An “excellent healthcare provider” would have compassion, excellent clinical expertise, and be armed with the latest insights into evidence-based care.
Can you please give us your favorite “Life Lesson Quote”? Can you share how that was relevant to you in your life?
“Tell me and I forget, teach me and I may remember, involve me and I learn,” by Benjamin Franklin. This quote speaks to me for many reasons, but primarily because the message fits right into our story and mission at BHE around working with clients to make analytics assessible and scalable across their entire organization.
Are you working on any exciting new projects now? How do you think that will help people?
We’re always working on new projects at BHE and thinking about ways to upgrade or enhance our platform and the data analytics capabilities we provide.
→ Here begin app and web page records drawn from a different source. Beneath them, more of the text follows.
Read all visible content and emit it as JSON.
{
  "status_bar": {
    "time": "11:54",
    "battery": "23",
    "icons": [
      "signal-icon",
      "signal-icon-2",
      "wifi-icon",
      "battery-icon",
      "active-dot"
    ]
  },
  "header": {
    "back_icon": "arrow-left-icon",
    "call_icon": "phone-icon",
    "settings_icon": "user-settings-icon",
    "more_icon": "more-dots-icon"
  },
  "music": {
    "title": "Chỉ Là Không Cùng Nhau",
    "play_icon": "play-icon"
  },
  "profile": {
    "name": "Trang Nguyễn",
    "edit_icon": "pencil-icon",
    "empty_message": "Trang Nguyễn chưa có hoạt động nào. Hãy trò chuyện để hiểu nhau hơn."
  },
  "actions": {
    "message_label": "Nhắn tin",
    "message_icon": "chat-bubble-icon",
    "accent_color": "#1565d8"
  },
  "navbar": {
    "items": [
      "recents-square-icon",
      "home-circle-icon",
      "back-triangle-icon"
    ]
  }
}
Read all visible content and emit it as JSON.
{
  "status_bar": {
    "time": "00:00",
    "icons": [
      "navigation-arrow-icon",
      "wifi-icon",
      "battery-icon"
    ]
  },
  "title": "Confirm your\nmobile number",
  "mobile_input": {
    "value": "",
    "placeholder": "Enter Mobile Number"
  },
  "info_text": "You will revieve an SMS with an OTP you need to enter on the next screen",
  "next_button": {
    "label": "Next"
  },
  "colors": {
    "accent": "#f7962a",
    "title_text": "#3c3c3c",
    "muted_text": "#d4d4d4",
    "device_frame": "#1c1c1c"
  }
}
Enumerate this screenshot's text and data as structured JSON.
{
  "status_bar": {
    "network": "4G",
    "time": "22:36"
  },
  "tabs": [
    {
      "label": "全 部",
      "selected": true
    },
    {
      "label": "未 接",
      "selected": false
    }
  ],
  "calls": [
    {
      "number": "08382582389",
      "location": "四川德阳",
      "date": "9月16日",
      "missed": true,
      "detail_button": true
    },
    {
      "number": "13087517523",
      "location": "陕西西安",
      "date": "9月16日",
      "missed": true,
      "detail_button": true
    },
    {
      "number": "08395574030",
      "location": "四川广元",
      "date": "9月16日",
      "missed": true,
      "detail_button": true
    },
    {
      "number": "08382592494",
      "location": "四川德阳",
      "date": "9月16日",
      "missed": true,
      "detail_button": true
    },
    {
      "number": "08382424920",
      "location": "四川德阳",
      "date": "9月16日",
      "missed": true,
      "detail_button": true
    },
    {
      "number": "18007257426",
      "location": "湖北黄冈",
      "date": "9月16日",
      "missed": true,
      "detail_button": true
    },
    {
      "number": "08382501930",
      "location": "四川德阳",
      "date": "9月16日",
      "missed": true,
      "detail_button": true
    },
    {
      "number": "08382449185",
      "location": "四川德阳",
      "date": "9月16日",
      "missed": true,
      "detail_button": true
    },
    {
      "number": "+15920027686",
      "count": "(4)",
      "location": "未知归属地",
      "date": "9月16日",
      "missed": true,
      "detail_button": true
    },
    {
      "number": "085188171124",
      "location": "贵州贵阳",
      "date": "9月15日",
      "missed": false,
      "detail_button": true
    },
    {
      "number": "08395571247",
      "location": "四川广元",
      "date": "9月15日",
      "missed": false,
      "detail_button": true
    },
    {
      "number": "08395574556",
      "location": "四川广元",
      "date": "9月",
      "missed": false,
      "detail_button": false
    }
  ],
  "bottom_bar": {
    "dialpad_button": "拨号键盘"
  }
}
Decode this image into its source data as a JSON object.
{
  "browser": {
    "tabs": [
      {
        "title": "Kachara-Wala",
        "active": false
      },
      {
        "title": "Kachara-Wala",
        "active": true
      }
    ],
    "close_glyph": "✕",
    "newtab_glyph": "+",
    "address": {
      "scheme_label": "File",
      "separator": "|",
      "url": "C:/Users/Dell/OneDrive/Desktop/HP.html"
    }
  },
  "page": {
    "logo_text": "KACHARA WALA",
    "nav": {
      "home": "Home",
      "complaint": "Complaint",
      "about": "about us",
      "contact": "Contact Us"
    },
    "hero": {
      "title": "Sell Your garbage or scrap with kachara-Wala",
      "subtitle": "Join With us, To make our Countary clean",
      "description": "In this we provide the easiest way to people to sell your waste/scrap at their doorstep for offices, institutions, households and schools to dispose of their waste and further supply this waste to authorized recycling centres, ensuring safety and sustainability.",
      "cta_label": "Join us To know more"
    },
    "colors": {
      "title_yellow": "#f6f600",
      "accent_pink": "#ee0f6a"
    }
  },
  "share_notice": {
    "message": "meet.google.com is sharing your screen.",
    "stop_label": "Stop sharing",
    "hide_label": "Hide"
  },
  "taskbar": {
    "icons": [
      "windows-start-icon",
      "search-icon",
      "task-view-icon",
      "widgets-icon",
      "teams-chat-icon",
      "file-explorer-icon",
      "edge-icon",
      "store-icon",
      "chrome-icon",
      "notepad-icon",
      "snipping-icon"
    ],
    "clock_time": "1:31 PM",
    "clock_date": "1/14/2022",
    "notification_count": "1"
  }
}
Right now, we’re working with many of our clients to help scale their in-house analytics capabilities so they can more rapidly make data-informed decisions. We’re always leveraging user feedback and our dedicated customer support team to further optimize our solutions and ensure our customers can find the answers they need to be successful.
We’re also rolling out a data science module that will allow users to apply sophisticated machine learning techniques to projects built in our existing analytics platform. We want to help companies do more with the data they already have and unlock potential new insights.
What are your favorite books, podcasts, or resources that inspire you to be a better healthcare leader? Can you explain why you like them?
I really enjoyed Atul Gwande’s The Checklist Manifesto. His simple, practical way to approach complex problems was inspiring, along with his fortitude of pushing for real change in the medical community — something that could only be accomplished by a peer.
You are a person of great influence. If you could inspire a movement that would bring the most amount of good to the most amount of people, what would that be? You never know what your idea can trigger.
The main movement I would advocate for is political reform. If we can find ways for voters to get politicians to work together for the common good, rather than petty special interests, we’d all be better off. In healthcare that is quite challenging. Perhaps we can all think of encouraging people of real character to run for political office.
How can our readers follow you on social media?
Or Twitter @bheanalytics
Thank you so much for these insights! This was so inspiring!